I’ve always admired middle school teachers. I wouldn’t want their job! They have quite the challenge on their hands when it comes to getting students to learn! Students in middle school are going through many biological changes. That means the distraction of hormones, awkwardness and everyone in a variety of stages of growth. Middle schoolers are also going through many psychological changes. Research shows that is a very social time and academics and school are mostly a secondary focus for them. I sometimes liken middle schoolers to a puppy who is about a year old. The puppy looks pretty grown up, but is still awkward and needs to learn a lot. Not quite ready for full adult responsibilities, but ready for some opportunities to spread their wings and trust.
Middle school teachers are special breed of teacher that takes all of that into account and encourages, teaches, and helps their students succeed. If you remember your favorite middle school teacher, you probably remember that they spent time getting to know you and building a relationship with you.
What does the research say?
According to the paper, School Climate in Middle School: What are students telling us about their experience in schools? (April 2016) School climate is a really important indicator of students’ well-being, engagement, and academic performance. It is a really challenging time! What are students looking for at school? They are looking for authenticity and feeling a sense of belonging and some sort of significance.
School climate is recognized as a main factor influencing students’ well-being, engagement and academic performance (Osher & Kendziora, 2010). A growing body of research suggests that schools with positive school climates, where students feel safe, supported and engaged in challenging and developmentally appropriate work, have better academic performance and motivation, higher attendance rates and students display stronger social-emotional competencies (Thapa, Cohen, Higgins-D’Alessandro & Guffrey, 2012).1
All makes sense, right? So what do we do to create school climates that support students during this turbulent time? There are two recommendations of importance that comes from the data collected by researchers from 14 schools located in the US and Singapore and was shared at the 2016 AERA Annual Conference:

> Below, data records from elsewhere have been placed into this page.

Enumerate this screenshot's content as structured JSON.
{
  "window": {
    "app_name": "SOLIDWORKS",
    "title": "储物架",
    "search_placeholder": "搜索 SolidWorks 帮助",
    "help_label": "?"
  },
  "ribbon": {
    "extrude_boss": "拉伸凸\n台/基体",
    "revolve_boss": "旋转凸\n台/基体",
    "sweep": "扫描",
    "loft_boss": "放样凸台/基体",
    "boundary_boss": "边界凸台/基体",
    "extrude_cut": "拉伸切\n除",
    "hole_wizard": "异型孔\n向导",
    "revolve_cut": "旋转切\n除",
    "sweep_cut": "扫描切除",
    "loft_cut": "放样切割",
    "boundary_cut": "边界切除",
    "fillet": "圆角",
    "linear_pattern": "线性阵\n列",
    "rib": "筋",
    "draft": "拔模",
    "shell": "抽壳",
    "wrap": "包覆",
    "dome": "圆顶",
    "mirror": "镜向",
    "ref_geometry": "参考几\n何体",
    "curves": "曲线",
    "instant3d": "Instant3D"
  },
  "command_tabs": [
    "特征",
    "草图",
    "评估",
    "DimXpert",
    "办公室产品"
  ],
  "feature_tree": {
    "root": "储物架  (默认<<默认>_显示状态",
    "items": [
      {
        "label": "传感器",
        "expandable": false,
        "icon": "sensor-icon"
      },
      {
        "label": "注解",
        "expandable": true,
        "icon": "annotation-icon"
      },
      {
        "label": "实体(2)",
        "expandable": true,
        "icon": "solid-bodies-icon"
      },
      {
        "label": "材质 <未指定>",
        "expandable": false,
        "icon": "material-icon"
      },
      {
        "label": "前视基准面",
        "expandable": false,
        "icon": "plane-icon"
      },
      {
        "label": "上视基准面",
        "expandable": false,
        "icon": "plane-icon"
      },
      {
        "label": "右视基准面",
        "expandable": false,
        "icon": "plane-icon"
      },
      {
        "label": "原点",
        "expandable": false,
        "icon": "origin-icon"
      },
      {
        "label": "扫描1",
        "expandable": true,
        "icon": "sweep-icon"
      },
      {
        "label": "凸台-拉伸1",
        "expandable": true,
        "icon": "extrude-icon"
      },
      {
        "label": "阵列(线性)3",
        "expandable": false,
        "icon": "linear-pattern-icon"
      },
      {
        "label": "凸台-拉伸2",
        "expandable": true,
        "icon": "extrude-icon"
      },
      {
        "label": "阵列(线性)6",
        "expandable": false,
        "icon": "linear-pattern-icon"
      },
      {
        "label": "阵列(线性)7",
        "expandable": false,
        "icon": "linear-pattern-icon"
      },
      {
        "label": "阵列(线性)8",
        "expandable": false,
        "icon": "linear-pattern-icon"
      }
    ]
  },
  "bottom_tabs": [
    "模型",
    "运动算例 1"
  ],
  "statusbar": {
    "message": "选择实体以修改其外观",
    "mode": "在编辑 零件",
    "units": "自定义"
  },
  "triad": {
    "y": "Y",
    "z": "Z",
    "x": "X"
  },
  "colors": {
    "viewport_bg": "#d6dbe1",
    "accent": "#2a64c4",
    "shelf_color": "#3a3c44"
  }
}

- Middle school students need to participate in strategic planning and program development. Students in our survey had a profound vision of education as well as promoted specific and actionable ideas for school improvement. Participation of students in planning would enhance their sense of belonging, and help students to hear and value other perspectives.

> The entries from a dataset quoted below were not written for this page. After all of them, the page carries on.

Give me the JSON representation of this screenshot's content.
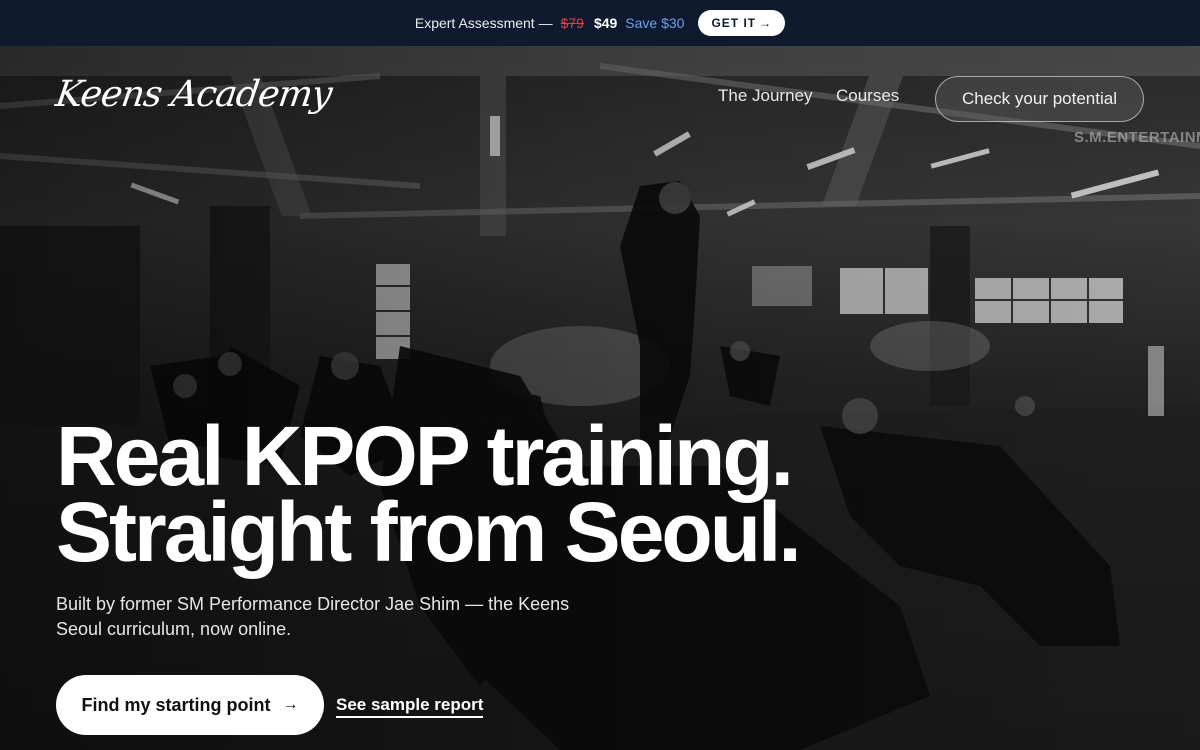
{
  "promo": {
    "label": "Expert Assessment —",
    "old_price": "$79",
    "new_price": "$49",
    "save": "Save $30",
    "cta": "GET IT",
    "cta_icon": "arrow-right-icon"
  },
  "nav": {
    "logo": "Keens Academy",
    "links": [
      "The Journey",
      "Courses"
    ],
    "cta": "Check your potential"
  },
  "hero": {
    "watermark": "S.M.ENTERTAINM",
    "headline": [
      "Real KPOP training.",
      "Straight from Seoul."
    ],
    "subtitle": "Built by former SM Performance Director Jae Shim — the Keens Seoul curriculum, now online.",
    "primary_cta": "Find my starting point",
    "primary_cta_icon": "arrow-right-icon",
    "secondary_cta": "See sample report"
  },
  "colors": {
    "promo_bg": "#0f1a2e",
    "old_price": "#e0404a",
    "save": "#6fa0e8",
    "accent": "#ffffff"
  }
}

- Professional development for teachers could focus even more on the critical role of student/teacher relationships. Students are acutely aware of the value of their attunement with caring faculty and are seeking teachers they can trust. Educators trained in SEL could more effectively respond to student needs and find ways to inspire and motivate them.
What can we do?

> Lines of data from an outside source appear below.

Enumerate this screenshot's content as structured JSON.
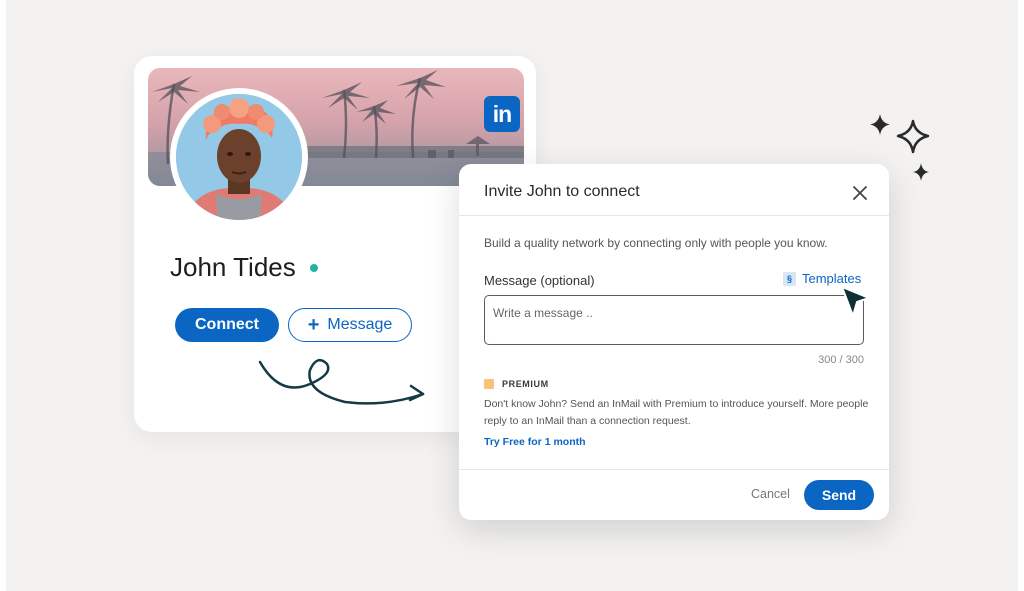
{
  "profile": {
    "name": "John Tides",
    "connect_label": "Connect",
    "message_label": "Message",
    "brand_logo_text": "in",
    "online_status_color": "#1fb5a0",
    "brand_color": "#0a66c2"
  },
  "dialog": {
    "title": "Invite John to connect",
    "subtitle": "Build a quality network by connecting only with people you know.",
    "message_label": "Message (optional)",
    "templates_label": "Templates",
    "templates_icon_glyph": "§",
    "message_placeholder": "Write a message ..",
    "char_count": "300 / 300",
    "premium_label": "PREMIUM",
    "premium_text": "Don't know John? Send an InMail with Premium to introduce yourself. More people reply to an InMail than a connection request.",
    "try_free_label": "Try Free for 1 month",
    "cancel_label": "Cancel",
    "send_label": "Send"
  },
  "icons": {
    "close": "close-icon",
    "plus": "plus-icon",
    "cursor": "cursor-arrow-icon",
    "sparkles": "sparkle-icon",
    "premium": "premium-icon",
    "templates": "template-icon"
  }
}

The themes for students at each age level in school seem to be the same. Engage them, create a safe place for emotional awareness and help them with strategies to manage their emotions. Encourage problem solving and give them the chance to understand and relate to people different from themselves. The solution? Focusing on the five core social and emotional competencies: self-awareness, self-management, social awareness, relationships skills, and decision making for both students and teachers. If we all get to the same place, school will seem a little less daunting and middle schoolers will be more engaged.
To read the full article on middle school and school climate, click here.
1Excerpted from School Climate in Middle School: What are students telling us about their experience in schools? (April 2016)